The Hong Kong Monetary Authority sold HK$1.55 billion (US$200mil) of the city’s currency in exchange for the greenback Tuesday, according to its page on Bloomberg.
The Hong Kong dollar, which had earlier strengthened to its upper limit for the first time since 2016, traded near that level at 7.75 per greenback, according to data compiled by Bloomberg.
Hong Kong effectively imports US monetary policy thanks to the currency peg, even if local rates don’t always track those across the Pacific.
Recent strength in the city’s currency is a reflection of a widening gap between local borrowing costs and those in the US, rather than investor confidence in Hong Kong’s outlook.

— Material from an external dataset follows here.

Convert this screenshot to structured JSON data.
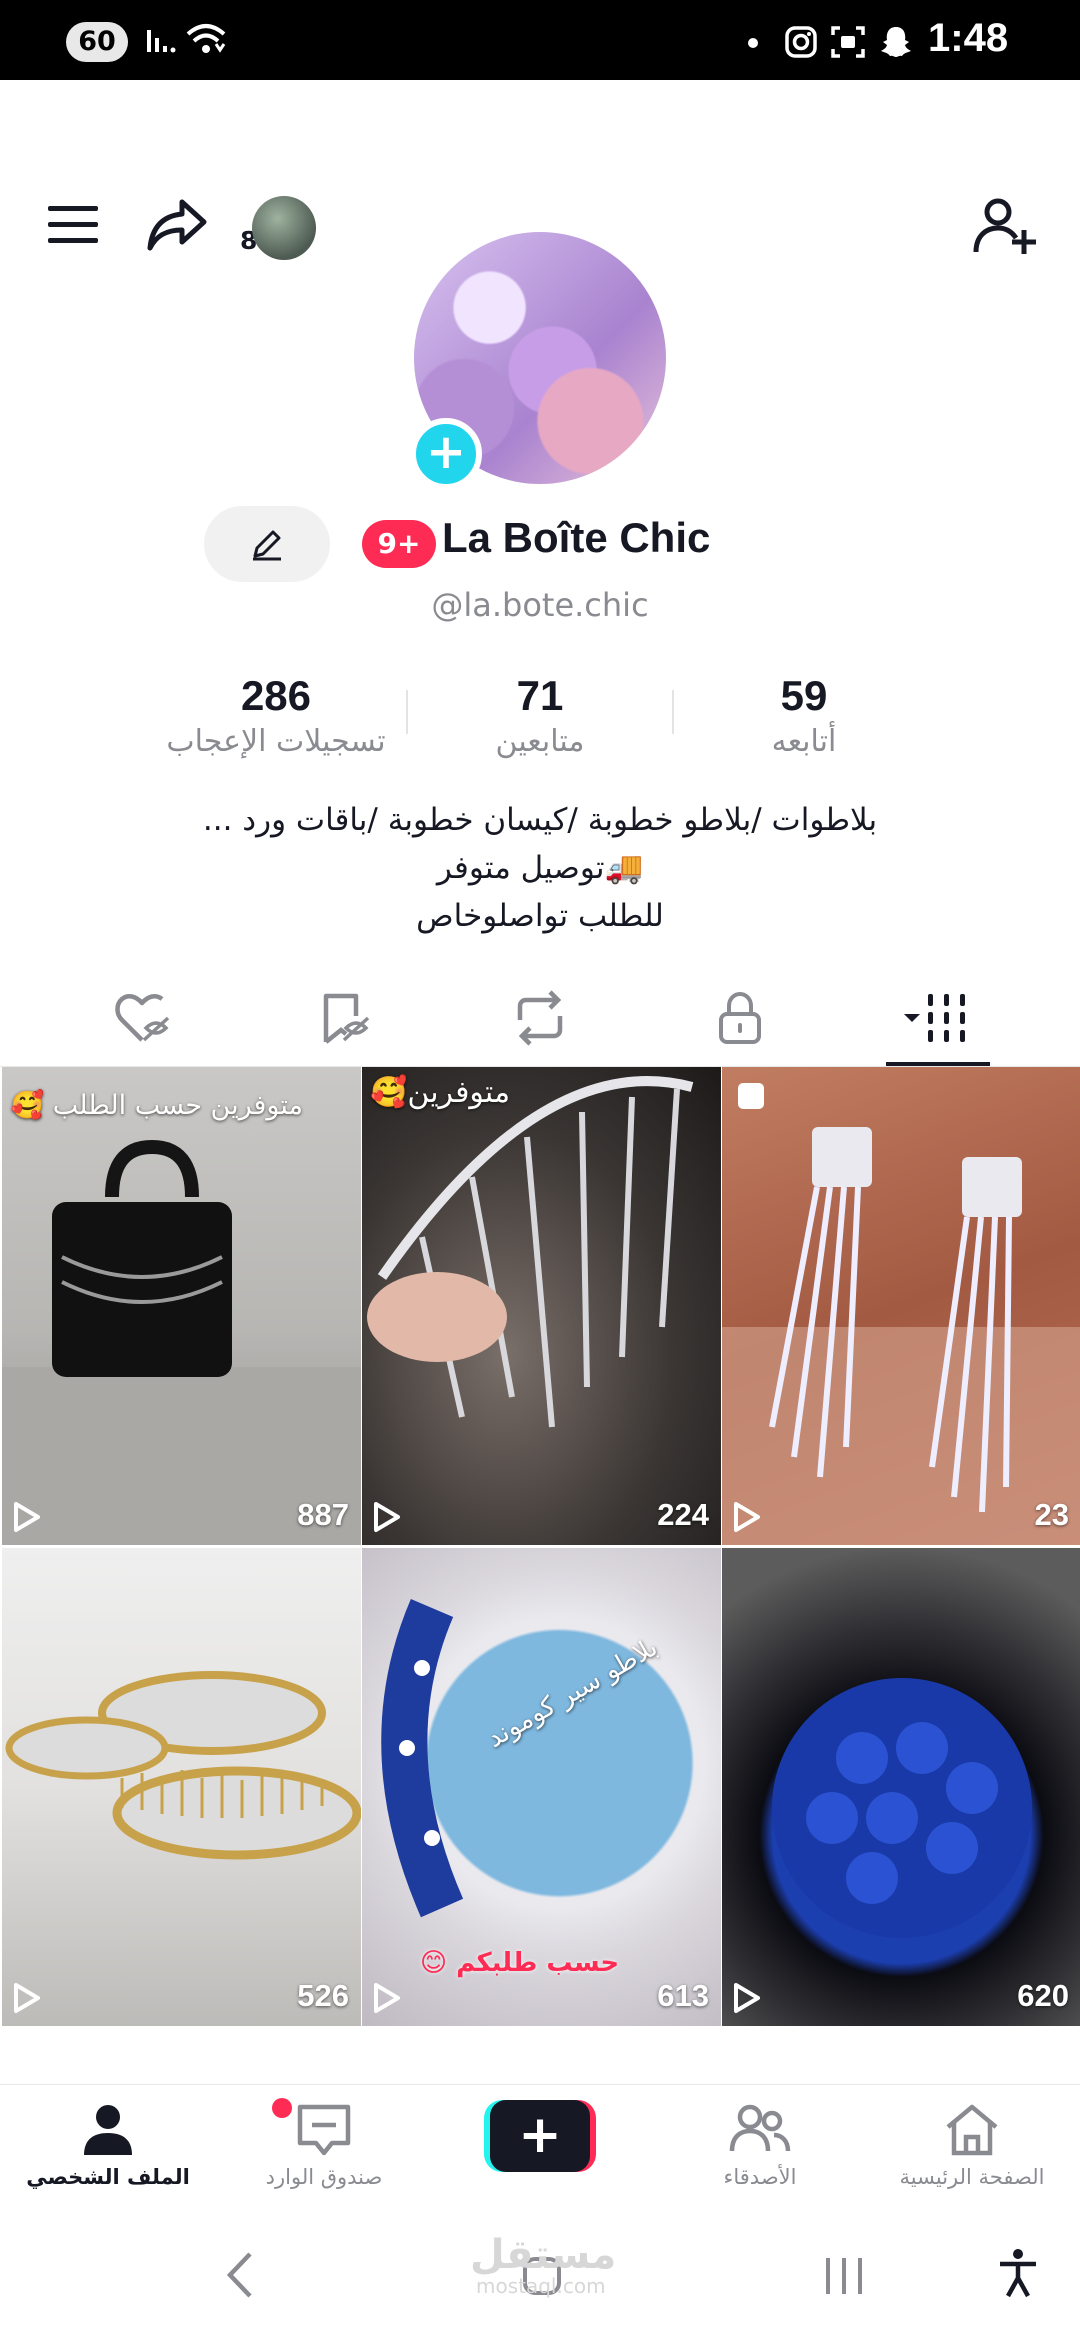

The interest rate spread makes the local currency more appealing to hold versus the greenback, and is the reverse of the situation that prevailed in recent years.
"The interest-rate gap between the Hong Kong dollar and the greenback will support the city’s currency in the near term,” said Ken Cheung, chief Asia foreign-exchange strategist at Mizuho Bank Ltd.
"The intervention will be continue, but it will be gradual.”
Interventions to buy the local dollar in 2018 and 2019 helped shrink the aggregate balance in the city -- an indicator of interbank cash supply -- by 70% to HK$54 billion before Tuesday.
The limited cash supply has helped to amplify the volatility in Hibor. The one-month borrowing cost was recently at its highest relative to US Libor since 1999.
Hong Kong has suffered a double blow of economic disruptions from widespread anti-government protests last year and the coronavirus pandemic in 2020.
Fitch Ratings on Monday downgraded Hong Kong’s long-term, foreign currency debt to AA- from AA, with a stable outlook. The ratings agency said the city’s real gross domestic product is expected to fall by 5% this year after a 1.2% decline in 2019.
The currency will likely stay close to 7.75 throughout the second quarter, said Stephen Chiu, a foreign-exchange and rates strategist at Bloomberg Intelligence. This means the city’s de facto central bank may boost the aggregate balance by more than HK$100 billion through retiring some outstanding exchange-fund bills and notes and intervening at the strong end, he added.
Did you find this article insightful?
100% readers found this article insightful